Three Bristol County Episcopal churches unite, will celebrate first service in new location on June 15

Three Bristol County Episcopal churches are merging into one and will celebrate their first service together as the Bristol Trinity Episcopal Church on June 15.  

The three churches, St. John’s in Taunton, St. John the Evangelist in Mansfield and St. Mark’s in North Easton, have been in a “cluster” relationship since the early 1990s, sharing one full-time and two part-time priests. Since 2010, the cluster has been gathering together for services during the summer months. With small congregations and aging buildings, the churches of the Bristol cluster voted in September 2013 to begin the merger process.  

The churches have been worshiping together since October of this year, rotating among the three church buildings for weekly services and other activities.  Average Sunday attendance for the combined congregation is around 70.

“At first this conversation was motivated by finances, and resources,” said the Rev. Jan Walden, area missioner for the Bristol Cluster.  “But we’re going to be able to serve God’s people in new ways, and more ways, and with more energy. For many people it feels like lifting off a burden—we’re just not going to be stretched so thin.” 

None of the existing church buildings were ideally suited to house the newly merged congregation as its ministry evolves, so all three will be closed and put up for sale. The new congregation will be moving to space leased from Holy Trinity Lutheran Church, at 143 Lincoln Street in North Easton.  The decision to sell the church buildings and move to a shared space was not made easily. 

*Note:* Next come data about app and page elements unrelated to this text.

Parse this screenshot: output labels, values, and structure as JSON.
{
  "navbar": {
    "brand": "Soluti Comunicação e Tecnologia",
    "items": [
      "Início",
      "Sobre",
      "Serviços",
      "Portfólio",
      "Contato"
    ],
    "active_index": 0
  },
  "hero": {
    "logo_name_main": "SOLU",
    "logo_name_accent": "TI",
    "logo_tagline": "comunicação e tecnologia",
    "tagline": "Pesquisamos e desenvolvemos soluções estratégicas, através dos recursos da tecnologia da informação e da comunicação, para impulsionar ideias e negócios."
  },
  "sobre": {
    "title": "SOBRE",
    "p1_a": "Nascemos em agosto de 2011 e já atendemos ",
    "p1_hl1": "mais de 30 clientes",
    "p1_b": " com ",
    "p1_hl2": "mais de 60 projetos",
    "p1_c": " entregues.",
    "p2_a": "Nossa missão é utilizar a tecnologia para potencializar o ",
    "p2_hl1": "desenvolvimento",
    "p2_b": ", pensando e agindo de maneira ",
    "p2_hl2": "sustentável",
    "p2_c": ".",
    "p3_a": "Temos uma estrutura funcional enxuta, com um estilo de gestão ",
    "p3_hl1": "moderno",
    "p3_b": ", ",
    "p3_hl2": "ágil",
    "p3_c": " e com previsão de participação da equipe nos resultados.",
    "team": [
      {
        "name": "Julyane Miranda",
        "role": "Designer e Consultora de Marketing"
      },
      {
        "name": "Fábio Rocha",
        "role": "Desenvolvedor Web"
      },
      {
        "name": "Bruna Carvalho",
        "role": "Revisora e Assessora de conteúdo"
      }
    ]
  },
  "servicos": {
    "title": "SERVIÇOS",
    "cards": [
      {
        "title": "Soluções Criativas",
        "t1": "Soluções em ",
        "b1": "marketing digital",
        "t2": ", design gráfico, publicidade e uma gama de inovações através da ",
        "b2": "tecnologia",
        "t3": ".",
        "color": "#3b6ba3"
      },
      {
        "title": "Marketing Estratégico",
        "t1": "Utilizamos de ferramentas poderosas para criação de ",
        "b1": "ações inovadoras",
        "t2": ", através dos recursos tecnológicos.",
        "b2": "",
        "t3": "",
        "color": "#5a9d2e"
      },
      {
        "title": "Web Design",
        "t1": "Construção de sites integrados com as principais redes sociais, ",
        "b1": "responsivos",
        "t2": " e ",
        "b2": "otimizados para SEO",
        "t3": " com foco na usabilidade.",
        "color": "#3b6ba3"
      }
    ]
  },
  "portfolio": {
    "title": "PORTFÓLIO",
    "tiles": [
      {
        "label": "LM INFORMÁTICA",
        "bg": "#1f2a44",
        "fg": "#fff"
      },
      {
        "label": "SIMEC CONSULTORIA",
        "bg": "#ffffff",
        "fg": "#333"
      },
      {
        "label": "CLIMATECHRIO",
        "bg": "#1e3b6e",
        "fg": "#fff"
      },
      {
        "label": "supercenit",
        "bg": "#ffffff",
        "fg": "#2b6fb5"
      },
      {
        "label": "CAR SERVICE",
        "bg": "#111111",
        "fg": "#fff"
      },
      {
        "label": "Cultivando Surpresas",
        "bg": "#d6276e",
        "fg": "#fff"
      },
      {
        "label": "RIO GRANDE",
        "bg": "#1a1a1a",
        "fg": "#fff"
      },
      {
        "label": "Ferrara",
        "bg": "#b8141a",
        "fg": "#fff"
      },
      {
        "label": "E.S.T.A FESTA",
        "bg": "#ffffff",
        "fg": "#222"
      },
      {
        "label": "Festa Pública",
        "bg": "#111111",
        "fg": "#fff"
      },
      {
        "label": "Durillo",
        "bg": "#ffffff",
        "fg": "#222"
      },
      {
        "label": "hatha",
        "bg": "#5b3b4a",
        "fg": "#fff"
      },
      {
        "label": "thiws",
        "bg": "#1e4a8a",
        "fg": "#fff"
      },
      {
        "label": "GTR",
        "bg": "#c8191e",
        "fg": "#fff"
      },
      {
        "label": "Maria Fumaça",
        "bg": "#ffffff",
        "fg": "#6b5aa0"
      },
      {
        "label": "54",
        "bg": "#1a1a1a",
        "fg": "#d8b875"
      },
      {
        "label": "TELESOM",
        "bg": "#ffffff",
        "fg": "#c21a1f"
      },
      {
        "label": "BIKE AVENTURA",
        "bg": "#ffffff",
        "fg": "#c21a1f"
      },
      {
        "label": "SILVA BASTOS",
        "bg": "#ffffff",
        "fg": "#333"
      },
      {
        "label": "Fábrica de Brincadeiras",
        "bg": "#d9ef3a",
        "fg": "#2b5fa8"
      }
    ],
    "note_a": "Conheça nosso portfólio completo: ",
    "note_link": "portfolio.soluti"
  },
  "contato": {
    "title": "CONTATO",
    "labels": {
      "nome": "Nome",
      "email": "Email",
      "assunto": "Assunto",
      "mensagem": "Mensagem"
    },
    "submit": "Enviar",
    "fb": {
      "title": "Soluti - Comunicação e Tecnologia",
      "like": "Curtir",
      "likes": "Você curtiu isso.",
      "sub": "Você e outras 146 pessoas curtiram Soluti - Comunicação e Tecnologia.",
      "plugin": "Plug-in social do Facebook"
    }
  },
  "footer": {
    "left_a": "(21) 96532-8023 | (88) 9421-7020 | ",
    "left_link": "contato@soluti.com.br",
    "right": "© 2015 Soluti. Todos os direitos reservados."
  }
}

“It’s a grief process,” said Betsey Anderson, a congregational consultant for the Diocese of Massachusetts.  “It’s hard to leave those buildings, no matter what.” 

Anderson has been supporting the cluster during this time of transition. She has been assisting with finances and other business concerns, as well as serving as a companion to the community by attending cluster council and committee meetings and helping to ease some of the tension inherent to the process. 

The merger was not only prompted by the challenges presented by the properties. It was also motivated by a desire to build a larger congregation that can support more outreach and sustain a strong community. 

“The buildings have their issues, but these are small congregations and they don’t always have the people to do the outreach and other things that they want to do,” Anderson added. “I think they’re going to do well as a larger group. They’ll have more people to do outreach, more ushers, more people to serve on the altar, more children.”

“In some ways it’s a relief, because now we know where we’re going to be for the foreseeable future,” said Tammi Branco, President of the Bristol Cluster Episcopal Ministry.  “And there’s sadness because you know ‘my kid won’t be baptized here, my kids can’t get married in the church where I was married.’  But we’ll still be here, and we’ll still be part of the church.”

Each church building will be honored with two Sunday services in the weeks leading up to the first service at the Lutheran church. 

“It’s a time of great anticipation mixed with sadness,” said Walden.

“Merger processes like the one the Bristol Cluster of parishes is going through are always complicated, both practically and emotionally,” said the Rev. Canon Libby Berman, Canon for Congregations in the Diocese of Massachusetts.  “They have had to be open with one another about their finances and property, and they have had to act on their belief that the one, merged church will be stronger than the three smaller ones.”  

Although leaving the church buildings will be emotional, sharing space with the Lutheran church will offer freedom and flexibility, said Walden. The church will no longer have to contend with three sets of utility bills, or maintain three buildings. 

“[Leasing space] will allow them to focus on building the congregation, on doing outreach, without constantly worrying about maintenance,” said Anderson. 

“We’re excited that we can now focus our resources on mission,” said Branco. “[The merger] brings wonderful opportunities to share resources, talents and treasures.” 

Although they will be worshiping in North Easton, the merged church will continue to be a presence in the towns in which the member churches were located and in the surrounding communities, along with St. Thomas’s Episcopal Church in Taunton.  Branco noted that cluster churches have been involved with projects such as providing backpacks to school children, maintaining a food pantry, providing holiday baskets to families in need and sending care packages to American troops. She said that she hopes all of this work will continue, with the renewed energy of the merged church. 

As they say goodbye to the church buildings and transition to the new space, the members of the Bristol Trinity Episcopal Church are looking forward to the future in collaboration, care for one another and prayer.  (At the beginning of the merger process, the cluster established a special prayer ministry for the journey. The ministry prays for every member by name every week.) There is hope and enthusiasm alongside the sadness. 

“It’s an exciting time to be an Episcopalian in Bristol County, and seeing what is blossoming from this,” Branco said. “There are so many possibilities, and we can’t wait to start.” 

In the coming months, Branco said that the church will be spending time building relationships with one another, as well as dedicating themselves to the wider community. 

“It’s a journey, and it’s been long, but people are excited and helpful, and it’s been very clear in many ways that Christ has been among us on this journey,” Walden said.

“The process has not been easy, but it has been fruitful,” said Berman. “And everyone we meet, though affected by the sacrifices this merging process has required, is ready to move ahead now, to see just what Bristol Trinity Episcopal Church will do and be.” 

--Ellen Stuart